=== Section Start ===

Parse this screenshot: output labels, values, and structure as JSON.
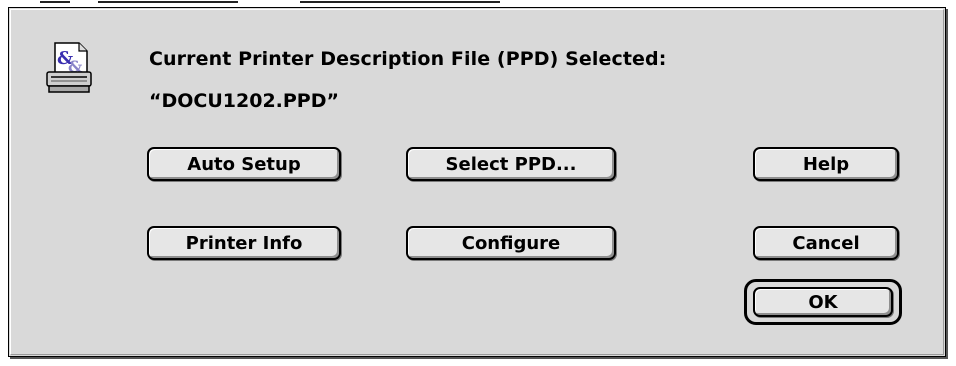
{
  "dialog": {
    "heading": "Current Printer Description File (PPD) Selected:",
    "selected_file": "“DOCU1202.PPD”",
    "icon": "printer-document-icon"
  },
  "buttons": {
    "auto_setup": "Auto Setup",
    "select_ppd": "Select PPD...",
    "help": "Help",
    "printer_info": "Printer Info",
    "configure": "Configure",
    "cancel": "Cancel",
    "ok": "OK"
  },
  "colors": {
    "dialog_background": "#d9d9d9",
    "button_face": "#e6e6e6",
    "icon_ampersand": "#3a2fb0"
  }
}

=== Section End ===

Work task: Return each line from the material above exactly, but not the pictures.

Result:
Parse this screenshot: output labels, values, and structure as JSON.
{
  "dialog": {
    "heading": "Current Printer Description File (PPD) Selected:",
    "selected_file": "“DOCU1202.PPD”",
    "icon": "printer-document-icon"
  },
  "buttons": {
    "auto_setup": "Auto Setup",
    "select_ppd": "Select PPD...",
    "help": "Help",
    "printer_info": "Printer Info",
    "configure": "Configure",
    "cancel": "Cancel",
    "ok": "OK"
  },
  "colors": {
    "dialog_background": "#d9d9d9",
    "button_face": "#e6e6e6",
    "icon_ampersand": "#3a2fb0"
  }
}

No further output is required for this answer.